My employer changed insurance providers in Jan 2020 and I had a lot of trouble getting CGM sensors for the first two months of the year while I made phone calls to doctor, insurance company, and pharmacy multiple times each week to figure out how to get them hooked up for prior authorization. It was very frustrating because evidently there was no form for me (the patient) to fill out or track the prior authorization paperwork - it was among those three entities and I could never figure out when the authorization paperwork had passed along the food chain then mysteriously disappeared and I had to make a bunch more phone calls to kick it off again.
I recall that particular prior authorization was good for two years and thus I’ll have to repeat all this in Jan 2022. I am a lucky that due to the shifting the calendars I get to refill a 90-day supply sensors at the end of December 2021 thus won’t have the triple witching of the start of a new calendar year at start of new insurance at the exact same time I need a refill. But is there anything I (the lowly patient) can do in advance to make sure my doctors office, the pharmacy, the insurance company are all in sync?
If and when you get this figured out, I’ll be most interested. It seems no one else in that group has a consequential stake in the outcome. When each of these players think they’ve done their part, they turn their back and move on to other things. They never check back to see that the process actually delivered to the patient.
The classic scenario is when the insurance company faxes a form to the doctor’s office but the doctor’s office does not receive it. No one but the patient senses that something is amiss.

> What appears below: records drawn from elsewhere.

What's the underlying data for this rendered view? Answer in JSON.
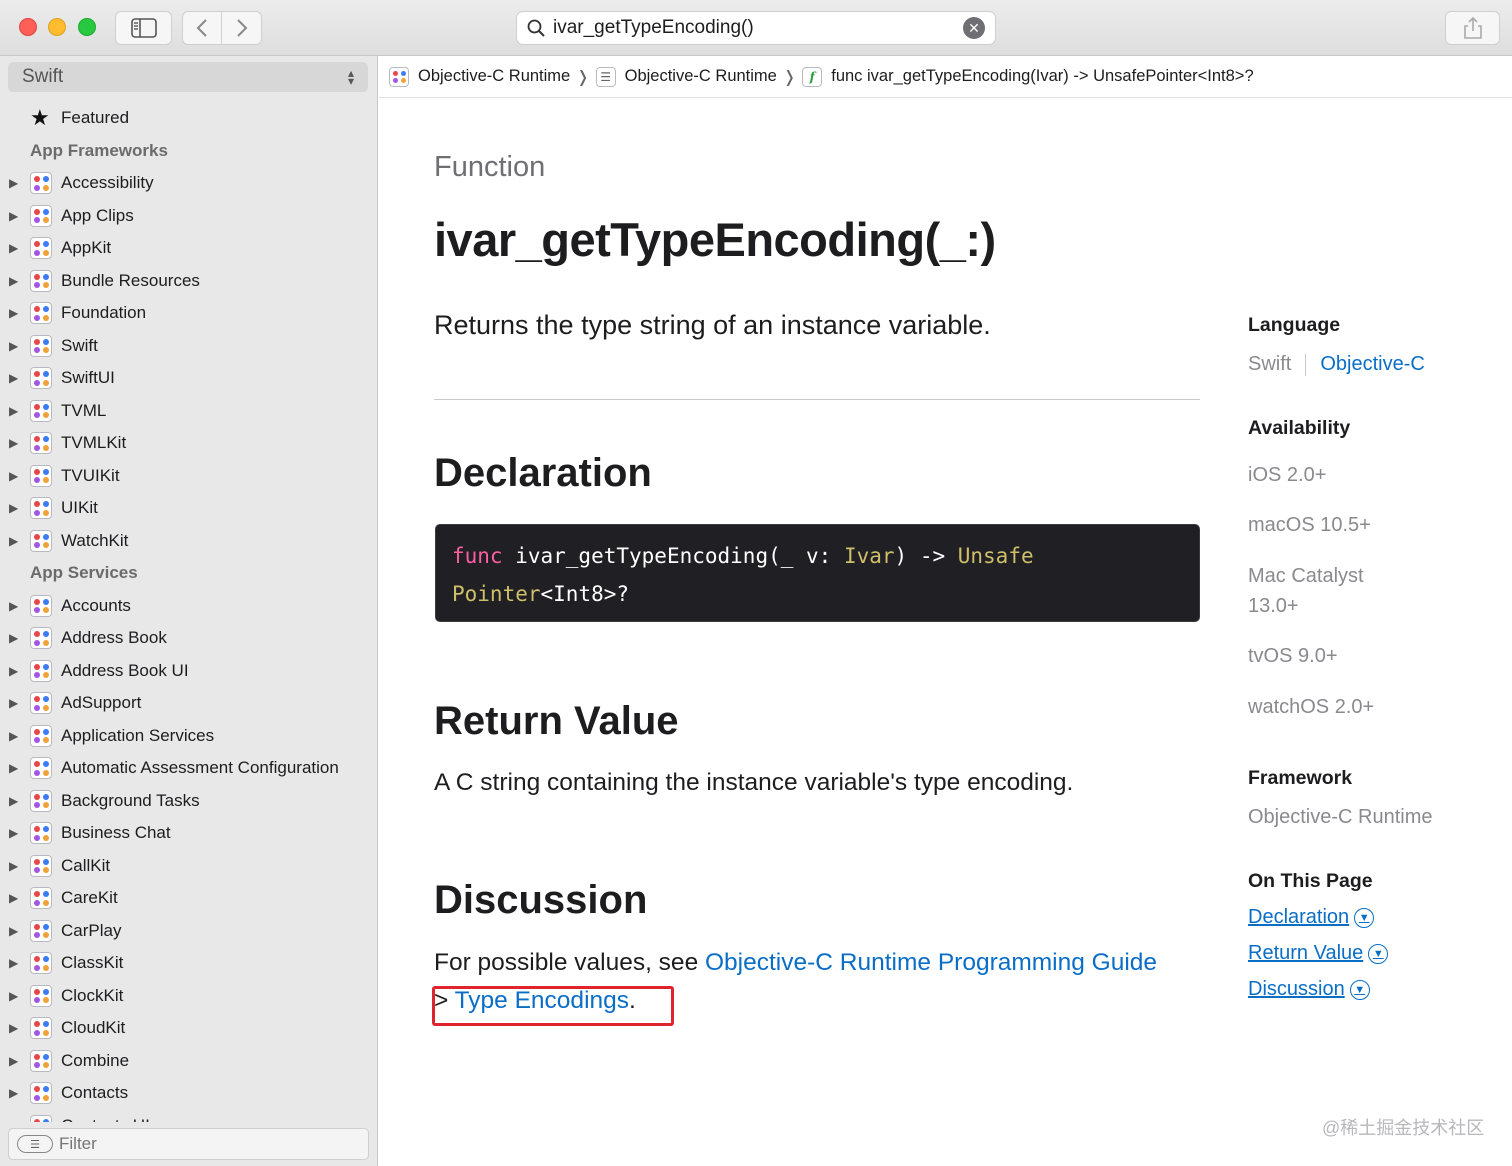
{
  "window": {
    "search_query": "ivar_getTypeEncoding()"
  },
  "sidebar": {
    "language_selector": "Swift",
    "featured_label": "Featured",
    "sections": [
      {
        "header": "App Frameworks",
        "items": [
          "Accessibility",
          "App Clips",
          "AppKit",
          "Bundle Resources",
          "Foundation",
          "Swift",
          "SwiftUI",
          "TVML",
          "TVMLKit",
          "TVUIKit",
          "UIKit",
          "WatchKit"
        ]
      },
      {
        "header": "App Services",
        "items": [
          "Accounts",
          "Address Book",
          "Address Book UI",
          "AdSupport",
          "Application Services",
          "Automatic Assessment Configuration",
          "Background Tasks",
          "Business Chat",
          "CallKit",
          "CareKit",
          "CarPlay",
          "ClassKit",
          "ClockKit",
          "CloudKit",
          "Combine",
          "Contacts",
          "Contacts UI"
        ]
      }
    ],
    "filter_placeholder": "Filter"
  },
  "breadcrumb": [
    {
      "label": "Objective-C Runtime",
      "icon": "framework-icon"
    },
    {
      "label": "Objective-C Runtime",
      "icon": "list-icon"
    },
    {
      "label": "func ivar_getTypeEncoding(Ivar) -> UnsafePointer<Int8>?",
      "icon": "function-icon"
    }
  ],
  "doc": {
    "kind": "Function",
    "title": "ivar_getTypeEncoding(_:)",
    "abstract": "Returns the type string of an instance variable.",
    "declaration_heading": "Declaration",
    "code": {
      "keyword": "func",
      "name": " ivar_getTypeEncoding(_ v: ",
      "param_type": "Ivar",
      "arrow": ") -> ",
      "return_type_line1": "Unsafe",
      "return_type_line2": "Pointer",
      "generic": "<Int8>?",
      "generic_type": "Int8"
    },
    "return_heading": "Return Value",
    "return_text": "A C string containing the instance variable's type encoding.",
    "discussion_heading": "Discussion",
    "discussion_prefix": "For possible values, see ",
    "discussion_link1": "Objective-C Runtime Programming Guide",
    "discussion_sep": "> ",
    "discussion_link2": "Type Encodings",
    "discussion_suffix": "."
  },
  "aside": {
    "language_heading": "Language",
    "language_swift": "Swift",
    "language_objc": "Objective-C",
    "availability_heading": "Availability",
    "availability": [
      "iOS 2.0+",
      "macOS 10.5+",
      "Mac Catalyst",
      "13.0+",
      "tvOS 9.0+",
      "watchOS 2.0+"
    ],
    "framework_heading": "Framework",
    "framework": "Objective-C Runtime",
    "on_this_page_heading": "On This Page",
    "on_this_page": [
      "Declaration",
      "Return Value",
      "Discussion"
    ]
  },
  "watermark": "@稀土掘金技术社区",
  "colors": {
    "link": "#0a6ec7",
    "highlight": "#e0242e",
    "code_bg": "#1f1f24",
    "code_keyword": "#fc5fa3",
    "code_type": "#d0bf69"
  }
}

In other words, no one in this process takes “ownership” of the outcome as the patient does. Clear communication with one other person or party can be difficult. When there are four parties to the conversation then the opportunity for a process stall or breakdown goes up exponentially.

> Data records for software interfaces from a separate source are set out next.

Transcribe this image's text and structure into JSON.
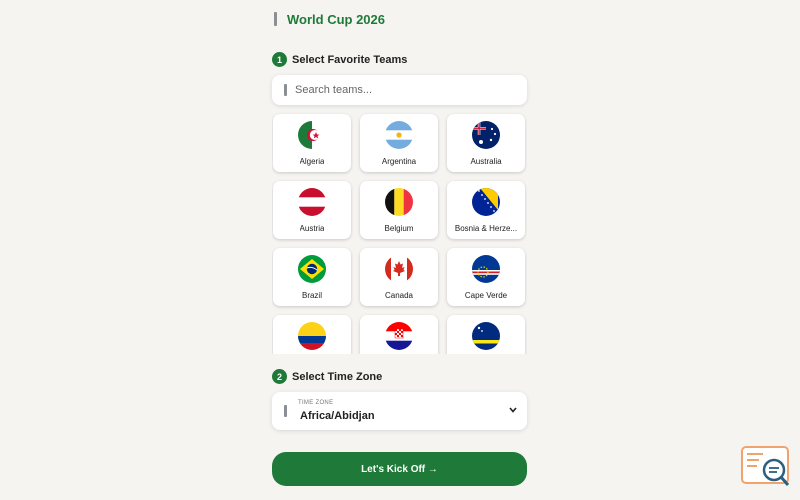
{
  "header": {
    "title": "World Cup 2026",
    "icon": "calendar-icon"
  },
  "step1": {
    "number": "1",
    "label": "Select Favorite Teams"
  },
  "search": {
    "placeholder": "Search teams..."
  },
  "teams": [
    {
      "name": "Algeria",
      "flag": "algeria"
    },
    {
      "name": "Argentina",
      "flag": "argentina"
    },
    {
      "name": "Australia",
      "flag": "australia"
    },
    {
      "name": "Austria",
      "flag": "austria"
    },
    {
      "name": "Belgium",
      "flag": "belgium"
    },
    {
      "name": "Bosnia & Herze...",
      "flag": "bosnia"
    },
    {
      "name": "Brazil",
      "flag": "brazil"
    },
    {
      "name": "Canada",
      "flag": "canada"
    },
    {
      "name": "Cape Verde",
      "flag": "capeverde"
    },
    {
      "name": "",
      "flag": "colombia"
    },
    {
      "name": "",
      "flag": "croatia"
    },
    {
      "name": "",
      "flag": "curacao"
    }
  ],
  "step2": {
    "number": "2",
    "label": "Select Time Zone"
  },
  "timezone": {
    "label": "TIME ZONE",
    "value": "Africa/Abidjan"
  },
  "cta": {
    "label": "Let's Kick Off →"
  },
  "colors": {
    "accent": "#1f7a3a",
    "background": "#f5f4f1"
  }
}
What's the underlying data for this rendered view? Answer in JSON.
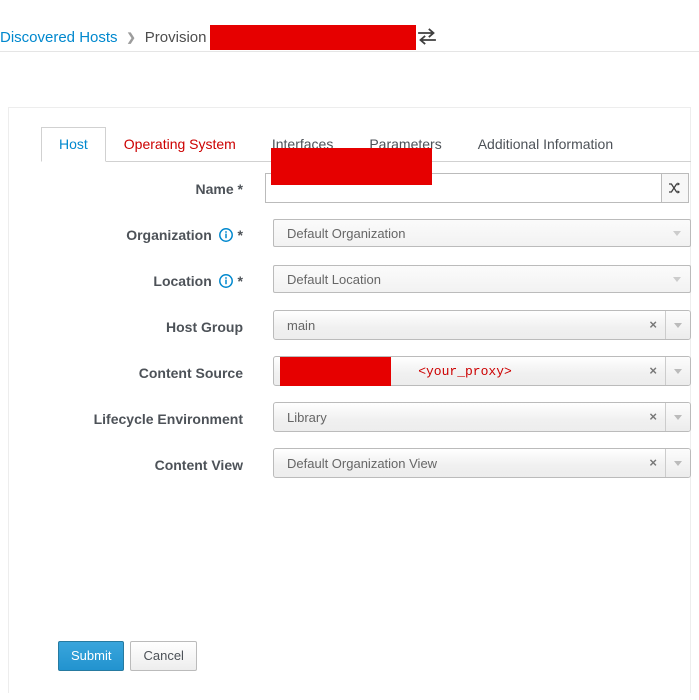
{
  "breadcrumb": {
    "root_label": "Discovered Hosts",
    "separator": "❯",
    "current_label": "Provision",
    "redacted_value": "",
    "swap_icon": "exchange-arrows-icon"
  },
  "tabs": [
    {
      "label": "Host",
      "state": "active"
    },
    {
      "label": "Operating System",
      "state": "error"
    },
    {
      "label": "Interfaces",
      "state": "normal"
    },
    {
      "label": "Parameters",
      "state": "normal"
    },
    {
      "label": "Additional Information",
      "state": "normal"
    }
  ],
  "form": {
    "name": {
      "label": "Name",
      "required_marker": "*",
      "value": "",
      "redacted": true,
      "addon_icon": "shuffle-icon"
    },
    "organization": {
      "label": "Organization",
      "required_marker": "*",
      "info_icon": "info-circle-icon",
      "value": "Default Organization"
    },
    "location": {
      "label": "Location",
      "required_marker": "*",
      "info_icon": "info-circle-icon",
      "value": "Default Location"
    },
    "host_group": {
      "label": "Host Group",
      "value": "main",
      "clear_label": "×"
    },
    "content_source": {
      "label": "Content Source",
      "value": "<your_proxy>",
      "redacted": true,
      "clear_label": "×"
    },
    "lifecycle_environment": {
      "label": "Lifecycle Environment",
      "value": "Library",
      "clear_label": "×"
    },
    "content_view": {
      "label": "Content View",
      "value": "Default Organization View",
      "clear_label": "×"
    }
  },
  "actions": {
    "submit_label": "Submit",
    "cancel_label": "Cancel"
  },
  "colors": {
    "link": "#0088ce",
    "error": "#cc0000",
    "redaction": "#e60000",
    "primary_button": "#2293cf"
  }
}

Since no one else cares about this outcome like the patient, then your choice falls to either closely managing it or trusting/hoping for the best. I choose close and active management since, in the end, I’ve found it actually takes less total effort than untangling the mess that the other three parties can make if you leave them to their natural course.
I am treated at Joslin diabetes center in Boston and they have staff that deals directly with Dexcom, prescription refills, and insurance matters. Having that service is worth its weight in gold. No matter what the changes, on my side or the prescription provider or the insurance, they are always proactive and ahead of the curve so I have never had any issue or had to waste time making calls or getting delayed service from a provider.
I could use a local endo, within 25 miles of my location, but for me it is worth the 1 3/4 hour 85-mile drive to Joslin for the exquisite, hassle-free services they provide. You may want to check if there is a large diabetic clinic in your area that can do this all for you. This is, of course, not an option for everyone, but if you have that option, I highly recommend it.
I go to a large medical center for my diabetes care and I have a nurse practitioner who deals with all of this.
The only time it goes wrong is when I get a new pump or new infusion sets.
It seems like they need 10 different authorizations
So I feel for you.
The one thing taht works for me is to call them every day until they get tired of hearing from you and sort it out